### WHAT YOU ARE ASKED TO DO
State the count of lines in this material that hold the string "textContent" and add nothing.

### EXTRACTED INFORMATION
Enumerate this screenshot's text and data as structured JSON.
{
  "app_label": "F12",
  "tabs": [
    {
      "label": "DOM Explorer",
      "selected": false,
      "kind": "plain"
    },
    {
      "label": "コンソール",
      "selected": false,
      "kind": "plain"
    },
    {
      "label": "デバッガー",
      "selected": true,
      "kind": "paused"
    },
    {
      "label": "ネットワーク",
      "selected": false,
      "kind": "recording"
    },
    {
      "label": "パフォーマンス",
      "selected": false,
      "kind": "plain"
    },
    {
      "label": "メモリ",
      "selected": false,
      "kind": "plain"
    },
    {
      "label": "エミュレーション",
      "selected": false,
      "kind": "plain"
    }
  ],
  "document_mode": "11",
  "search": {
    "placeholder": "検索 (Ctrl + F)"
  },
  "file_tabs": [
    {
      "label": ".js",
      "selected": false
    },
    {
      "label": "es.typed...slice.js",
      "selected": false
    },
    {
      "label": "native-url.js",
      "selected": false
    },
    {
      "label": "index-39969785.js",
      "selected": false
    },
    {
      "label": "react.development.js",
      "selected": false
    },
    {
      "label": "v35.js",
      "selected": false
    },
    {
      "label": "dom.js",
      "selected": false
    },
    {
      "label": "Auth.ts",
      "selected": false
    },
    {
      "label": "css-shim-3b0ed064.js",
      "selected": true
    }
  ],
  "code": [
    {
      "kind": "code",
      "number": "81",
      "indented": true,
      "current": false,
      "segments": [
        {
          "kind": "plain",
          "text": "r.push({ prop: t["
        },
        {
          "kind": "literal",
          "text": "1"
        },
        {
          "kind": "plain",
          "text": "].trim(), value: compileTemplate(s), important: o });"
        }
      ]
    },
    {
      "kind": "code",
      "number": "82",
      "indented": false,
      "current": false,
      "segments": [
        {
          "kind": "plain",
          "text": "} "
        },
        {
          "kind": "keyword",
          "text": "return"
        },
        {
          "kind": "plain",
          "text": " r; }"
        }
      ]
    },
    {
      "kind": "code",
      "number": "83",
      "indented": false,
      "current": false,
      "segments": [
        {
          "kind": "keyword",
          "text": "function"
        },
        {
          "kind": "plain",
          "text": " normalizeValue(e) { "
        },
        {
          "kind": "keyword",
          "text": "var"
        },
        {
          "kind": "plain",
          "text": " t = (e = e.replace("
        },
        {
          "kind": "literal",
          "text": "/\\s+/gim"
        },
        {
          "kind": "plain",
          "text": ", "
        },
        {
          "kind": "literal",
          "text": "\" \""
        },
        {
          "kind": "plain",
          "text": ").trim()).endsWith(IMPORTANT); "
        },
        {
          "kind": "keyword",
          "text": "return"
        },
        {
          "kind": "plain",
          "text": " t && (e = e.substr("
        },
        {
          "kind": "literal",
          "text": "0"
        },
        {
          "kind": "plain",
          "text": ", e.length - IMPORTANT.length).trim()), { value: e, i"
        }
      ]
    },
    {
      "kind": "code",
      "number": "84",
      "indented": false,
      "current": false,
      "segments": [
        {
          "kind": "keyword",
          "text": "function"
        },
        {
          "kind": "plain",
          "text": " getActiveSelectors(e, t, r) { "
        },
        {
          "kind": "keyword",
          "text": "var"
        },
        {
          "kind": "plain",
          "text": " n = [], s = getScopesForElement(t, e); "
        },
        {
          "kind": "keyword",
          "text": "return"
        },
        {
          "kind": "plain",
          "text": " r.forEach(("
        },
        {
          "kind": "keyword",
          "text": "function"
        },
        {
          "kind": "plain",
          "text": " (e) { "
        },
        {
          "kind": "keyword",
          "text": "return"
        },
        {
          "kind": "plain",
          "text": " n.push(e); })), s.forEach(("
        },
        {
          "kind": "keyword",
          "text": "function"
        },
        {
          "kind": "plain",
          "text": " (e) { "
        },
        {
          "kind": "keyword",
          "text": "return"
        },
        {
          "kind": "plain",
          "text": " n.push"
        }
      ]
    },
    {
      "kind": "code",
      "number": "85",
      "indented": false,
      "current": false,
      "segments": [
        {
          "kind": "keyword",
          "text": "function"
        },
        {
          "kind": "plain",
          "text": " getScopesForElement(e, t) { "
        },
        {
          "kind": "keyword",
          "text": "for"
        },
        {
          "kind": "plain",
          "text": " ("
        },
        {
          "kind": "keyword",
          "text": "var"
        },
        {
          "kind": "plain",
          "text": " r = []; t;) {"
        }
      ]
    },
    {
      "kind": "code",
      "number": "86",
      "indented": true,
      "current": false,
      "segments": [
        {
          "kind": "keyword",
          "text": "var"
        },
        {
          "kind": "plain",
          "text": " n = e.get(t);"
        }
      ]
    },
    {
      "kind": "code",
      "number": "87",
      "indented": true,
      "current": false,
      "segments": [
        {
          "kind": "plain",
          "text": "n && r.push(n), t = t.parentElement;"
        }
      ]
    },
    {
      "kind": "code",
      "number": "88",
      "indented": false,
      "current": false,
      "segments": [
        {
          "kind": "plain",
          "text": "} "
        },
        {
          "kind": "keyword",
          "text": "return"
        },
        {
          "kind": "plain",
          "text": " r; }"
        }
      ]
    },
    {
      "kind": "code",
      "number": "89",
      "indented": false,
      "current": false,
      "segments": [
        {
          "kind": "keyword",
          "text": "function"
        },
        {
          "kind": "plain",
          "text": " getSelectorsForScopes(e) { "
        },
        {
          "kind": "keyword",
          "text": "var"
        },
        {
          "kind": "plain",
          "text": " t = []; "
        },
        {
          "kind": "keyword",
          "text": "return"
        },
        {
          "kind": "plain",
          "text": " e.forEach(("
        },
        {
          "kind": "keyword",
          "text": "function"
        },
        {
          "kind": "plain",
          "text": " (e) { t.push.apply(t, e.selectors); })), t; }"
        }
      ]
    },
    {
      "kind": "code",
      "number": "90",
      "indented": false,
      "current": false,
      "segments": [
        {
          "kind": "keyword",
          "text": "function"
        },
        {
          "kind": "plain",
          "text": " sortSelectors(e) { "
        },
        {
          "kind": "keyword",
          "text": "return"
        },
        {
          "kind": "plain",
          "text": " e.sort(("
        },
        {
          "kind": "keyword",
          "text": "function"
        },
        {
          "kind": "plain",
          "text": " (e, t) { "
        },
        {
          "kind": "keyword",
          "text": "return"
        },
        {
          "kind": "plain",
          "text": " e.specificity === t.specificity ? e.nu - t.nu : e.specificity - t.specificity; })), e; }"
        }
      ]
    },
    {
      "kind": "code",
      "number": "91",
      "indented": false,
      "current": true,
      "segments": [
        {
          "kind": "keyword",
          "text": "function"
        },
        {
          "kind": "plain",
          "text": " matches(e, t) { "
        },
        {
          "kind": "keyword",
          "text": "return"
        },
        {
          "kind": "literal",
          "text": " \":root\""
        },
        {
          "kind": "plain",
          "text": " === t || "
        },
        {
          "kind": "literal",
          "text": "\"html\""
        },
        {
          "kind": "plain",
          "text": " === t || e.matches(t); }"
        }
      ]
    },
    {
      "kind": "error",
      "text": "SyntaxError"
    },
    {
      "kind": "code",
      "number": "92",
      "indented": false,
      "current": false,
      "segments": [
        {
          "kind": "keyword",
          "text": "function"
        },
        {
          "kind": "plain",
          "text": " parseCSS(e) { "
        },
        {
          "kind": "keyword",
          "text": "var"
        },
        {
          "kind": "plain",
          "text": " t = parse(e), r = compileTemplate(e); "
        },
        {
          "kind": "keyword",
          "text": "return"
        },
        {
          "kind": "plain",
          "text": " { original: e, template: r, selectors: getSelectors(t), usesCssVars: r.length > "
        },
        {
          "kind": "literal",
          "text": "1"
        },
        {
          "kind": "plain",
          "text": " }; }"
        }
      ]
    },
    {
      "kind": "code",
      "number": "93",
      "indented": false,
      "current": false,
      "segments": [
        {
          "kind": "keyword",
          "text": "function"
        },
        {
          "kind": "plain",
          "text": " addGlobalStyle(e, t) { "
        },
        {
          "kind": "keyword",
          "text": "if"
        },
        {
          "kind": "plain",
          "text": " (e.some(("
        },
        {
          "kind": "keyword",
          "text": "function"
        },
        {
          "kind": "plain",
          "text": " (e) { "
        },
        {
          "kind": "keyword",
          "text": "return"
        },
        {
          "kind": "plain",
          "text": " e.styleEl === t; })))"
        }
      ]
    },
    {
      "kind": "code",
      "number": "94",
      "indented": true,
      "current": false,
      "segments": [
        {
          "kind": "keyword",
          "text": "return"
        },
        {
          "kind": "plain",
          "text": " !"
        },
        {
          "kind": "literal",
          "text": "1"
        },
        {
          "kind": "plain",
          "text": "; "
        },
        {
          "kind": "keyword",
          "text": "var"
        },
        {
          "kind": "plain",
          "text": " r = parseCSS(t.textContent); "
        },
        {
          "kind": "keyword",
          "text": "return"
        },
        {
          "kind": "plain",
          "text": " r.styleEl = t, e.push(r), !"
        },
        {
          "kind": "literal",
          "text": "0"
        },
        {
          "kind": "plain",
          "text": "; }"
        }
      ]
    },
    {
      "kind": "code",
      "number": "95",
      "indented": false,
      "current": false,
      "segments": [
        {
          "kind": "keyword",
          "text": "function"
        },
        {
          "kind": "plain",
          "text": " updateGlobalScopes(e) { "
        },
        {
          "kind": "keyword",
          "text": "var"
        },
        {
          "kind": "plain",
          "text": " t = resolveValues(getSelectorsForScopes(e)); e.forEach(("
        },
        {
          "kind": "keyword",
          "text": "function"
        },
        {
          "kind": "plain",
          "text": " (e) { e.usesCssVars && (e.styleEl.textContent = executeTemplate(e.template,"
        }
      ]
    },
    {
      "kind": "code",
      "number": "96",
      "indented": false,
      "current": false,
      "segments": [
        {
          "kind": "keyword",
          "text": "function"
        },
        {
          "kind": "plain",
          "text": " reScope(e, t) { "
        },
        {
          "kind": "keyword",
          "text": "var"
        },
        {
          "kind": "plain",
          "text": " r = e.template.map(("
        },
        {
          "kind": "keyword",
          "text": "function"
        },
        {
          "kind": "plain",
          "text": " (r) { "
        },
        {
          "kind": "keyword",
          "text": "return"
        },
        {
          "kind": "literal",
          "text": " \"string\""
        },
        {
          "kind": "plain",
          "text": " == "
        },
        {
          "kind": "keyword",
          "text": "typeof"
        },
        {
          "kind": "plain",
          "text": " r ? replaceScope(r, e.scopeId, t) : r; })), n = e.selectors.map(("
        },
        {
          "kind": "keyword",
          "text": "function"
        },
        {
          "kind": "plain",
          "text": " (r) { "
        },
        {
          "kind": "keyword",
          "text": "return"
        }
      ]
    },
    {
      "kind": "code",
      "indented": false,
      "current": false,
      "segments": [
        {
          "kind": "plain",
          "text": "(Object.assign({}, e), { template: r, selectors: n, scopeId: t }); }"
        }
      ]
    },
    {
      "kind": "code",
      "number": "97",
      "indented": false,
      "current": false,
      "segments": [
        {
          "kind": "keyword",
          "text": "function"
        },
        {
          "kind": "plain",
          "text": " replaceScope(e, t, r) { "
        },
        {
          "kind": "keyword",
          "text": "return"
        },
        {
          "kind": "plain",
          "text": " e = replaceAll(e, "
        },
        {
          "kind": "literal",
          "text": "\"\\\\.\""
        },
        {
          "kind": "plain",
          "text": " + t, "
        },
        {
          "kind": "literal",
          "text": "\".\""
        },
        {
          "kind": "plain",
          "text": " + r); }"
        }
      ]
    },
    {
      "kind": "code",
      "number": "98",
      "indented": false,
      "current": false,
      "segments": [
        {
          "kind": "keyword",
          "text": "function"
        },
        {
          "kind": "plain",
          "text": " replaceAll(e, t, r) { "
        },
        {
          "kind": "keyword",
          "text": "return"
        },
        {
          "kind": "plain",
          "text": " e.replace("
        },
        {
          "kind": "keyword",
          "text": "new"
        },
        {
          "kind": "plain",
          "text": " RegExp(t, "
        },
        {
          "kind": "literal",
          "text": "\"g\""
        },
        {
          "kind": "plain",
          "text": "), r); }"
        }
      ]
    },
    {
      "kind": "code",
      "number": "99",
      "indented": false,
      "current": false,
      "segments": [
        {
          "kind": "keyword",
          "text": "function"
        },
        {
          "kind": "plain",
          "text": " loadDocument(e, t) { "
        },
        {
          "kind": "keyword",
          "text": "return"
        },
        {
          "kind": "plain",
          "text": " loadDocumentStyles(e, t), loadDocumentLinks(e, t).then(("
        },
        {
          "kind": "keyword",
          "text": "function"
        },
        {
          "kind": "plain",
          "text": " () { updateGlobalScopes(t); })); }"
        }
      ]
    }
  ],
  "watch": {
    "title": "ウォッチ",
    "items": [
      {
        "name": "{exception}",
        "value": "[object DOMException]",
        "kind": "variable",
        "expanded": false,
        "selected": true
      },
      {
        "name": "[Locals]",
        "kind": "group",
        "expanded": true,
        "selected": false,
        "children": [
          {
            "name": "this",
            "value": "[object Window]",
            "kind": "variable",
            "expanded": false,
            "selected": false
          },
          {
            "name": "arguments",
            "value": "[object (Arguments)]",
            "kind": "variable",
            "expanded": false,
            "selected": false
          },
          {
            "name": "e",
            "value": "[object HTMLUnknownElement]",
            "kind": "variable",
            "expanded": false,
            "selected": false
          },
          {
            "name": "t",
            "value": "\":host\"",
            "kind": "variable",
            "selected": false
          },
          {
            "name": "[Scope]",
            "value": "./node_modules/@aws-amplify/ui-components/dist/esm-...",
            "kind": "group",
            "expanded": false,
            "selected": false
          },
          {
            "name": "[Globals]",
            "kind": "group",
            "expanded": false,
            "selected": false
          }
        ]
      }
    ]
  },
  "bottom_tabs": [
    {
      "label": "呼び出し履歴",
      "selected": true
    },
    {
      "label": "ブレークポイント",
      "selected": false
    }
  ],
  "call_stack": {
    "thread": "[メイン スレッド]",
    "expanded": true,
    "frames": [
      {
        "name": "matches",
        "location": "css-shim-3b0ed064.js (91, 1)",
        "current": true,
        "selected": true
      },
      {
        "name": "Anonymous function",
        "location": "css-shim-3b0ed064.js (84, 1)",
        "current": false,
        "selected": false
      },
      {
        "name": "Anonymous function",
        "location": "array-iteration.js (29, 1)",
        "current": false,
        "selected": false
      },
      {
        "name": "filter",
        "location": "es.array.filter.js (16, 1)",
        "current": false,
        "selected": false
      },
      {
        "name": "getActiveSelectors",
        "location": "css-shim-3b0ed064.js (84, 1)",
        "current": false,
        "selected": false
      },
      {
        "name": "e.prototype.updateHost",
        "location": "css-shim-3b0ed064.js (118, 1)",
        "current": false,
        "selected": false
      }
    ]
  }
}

### THE COMPLETED TASK
2